I have a similar arrangement in my receivers that use a “J slot” to retract the bolt handle. There is a pin that can be adjusted by a screw in the back of the receiver to limit how far the bolt handle can retract, as in this photo.
The red arrow points to the pin which is partially extended. The adjusting screw is directly behind the arrow.
I can position the nose of the bolt anywhere from completely clear of the barrel port to fully forward in the position used to load the pellet. At that adjustment the only air reaching the pellet is that flowing around the nose of the bolt, and the pellet velocity is so low you can see it arc to the target. Here is a chart showing just how effective this can be.
In this case I had 9 turns of adjustment between wide open and closed, and the change in port area that resulted is shown as the black line on the chart above. This adjustment allows me to quickly and easily test pellets at different velocities, to determine for example if they lose accuracy when driven too fast.
Port Size, Caliber and PCP airgun power
Just as there is a relationship between caliber and FPE, there is a similar relationship between port size and FPE.

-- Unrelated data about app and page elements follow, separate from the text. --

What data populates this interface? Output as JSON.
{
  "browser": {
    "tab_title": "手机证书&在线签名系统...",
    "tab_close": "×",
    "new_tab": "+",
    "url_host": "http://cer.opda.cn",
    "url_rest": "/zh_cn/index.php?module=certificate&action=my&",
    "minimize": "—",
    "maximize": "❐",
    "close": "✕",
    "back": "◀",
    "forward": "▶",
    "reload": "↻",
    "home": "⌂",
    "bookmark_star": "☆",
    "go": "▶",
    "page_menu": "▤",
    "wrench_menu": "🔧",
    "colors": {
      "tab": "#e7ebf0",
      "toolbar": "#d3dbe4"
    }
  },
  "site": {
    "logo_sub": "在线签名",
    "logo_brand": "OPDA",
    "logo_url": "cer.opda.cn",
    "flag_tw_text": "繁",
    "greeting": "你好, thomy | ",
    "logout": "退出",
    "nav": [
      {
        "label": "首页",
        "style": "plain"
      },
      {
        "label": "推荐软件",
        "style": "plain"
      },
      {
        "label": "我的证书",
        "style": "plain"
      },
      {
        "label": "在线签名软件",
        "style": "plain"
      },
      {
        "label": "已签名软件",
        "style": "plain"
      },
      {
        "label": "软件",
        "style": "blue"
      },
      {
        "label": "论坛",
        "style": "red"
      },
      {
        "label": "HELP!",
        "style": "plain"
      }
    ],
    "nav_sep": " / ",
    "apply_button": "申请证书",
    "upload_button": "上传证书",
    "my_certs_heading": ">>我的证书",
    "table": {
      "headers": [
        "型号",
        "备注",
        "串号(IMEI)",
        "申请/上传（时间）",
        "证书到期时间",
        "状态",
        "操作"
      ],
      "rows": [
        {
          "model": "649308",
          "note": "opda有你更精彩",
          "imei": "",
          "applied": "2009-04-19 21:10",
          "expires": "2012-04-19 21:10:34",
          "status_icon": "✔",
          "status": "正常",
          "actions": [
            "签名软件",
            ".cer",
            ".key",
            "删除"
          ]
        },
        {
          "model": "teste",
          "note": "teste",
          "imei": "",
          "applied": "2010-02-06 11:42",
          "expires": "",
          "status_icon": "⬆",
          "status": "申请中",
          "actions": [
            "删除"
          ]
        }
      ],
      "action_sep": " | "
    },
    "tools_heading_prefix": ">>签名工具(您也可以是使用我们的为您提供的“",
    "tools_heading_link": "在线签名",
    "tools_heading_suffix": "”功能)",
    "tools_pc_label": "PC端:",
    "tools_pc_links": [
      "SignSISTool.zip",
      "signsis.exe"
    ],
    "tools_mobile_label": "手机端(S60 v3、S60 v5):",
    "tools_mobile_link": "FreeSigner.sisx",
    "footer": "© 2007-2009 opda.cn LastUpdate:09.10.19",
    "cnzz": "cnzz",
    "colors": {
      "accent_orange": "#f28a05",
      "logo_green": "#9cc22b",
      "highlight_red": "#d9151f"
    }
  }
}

You remember how the bore area varied by the square of the caliber, and the force on the pellet, for a given pressure, was proportional to that area? Well, it turns out that I have developed another “rule of thumb” to go along with my “lofty goal” formula.
There is no mathematics I can use to prove this, but after many years I have found this to be a useful guide for what to expect when you vary the port size.
Instead of squaring the caliber (and multiplying by PI/4) to get the area, I use this formula instead:
A = C x D x PI/4
(caliber C and smallest port diameter D in inches, area A in square inches, PI = 22/7)
When multiplied by the pressure and barrel length as before, you can produce PCP airgun power charts that look like this:
Each caliber and barrel length would have its own chart, of course. I chose a 24 inch barrel because not only is that size typical for PCPs, but it happens to be the divisor in my “lofty goal” equation.
The numbers plotted in the above chart are therefore simply the area A from the above formula, times the pressure P in psi.
Once again, these numbers are a “lofty goal”, and I have not exceeded them when using a pellet producing a velocity of 950 fps or above. It is possible, however, that by using a heavy pellet at a lower velocity (reducing the percentage of energy lost to accelerating the air) you may be able to reach, or exceed this power level.
For those of you that want the entire formula, here it is (for air, not Helium):
FPE = P x ( C x D x PI/4 ) x L / 24
(pressure P in psi, caliber C, port diameter D and barrel length L in inches) Note: D cannot exceed C.
In my next article I will be addressing how changing the hammer strike affects PCP airgun power.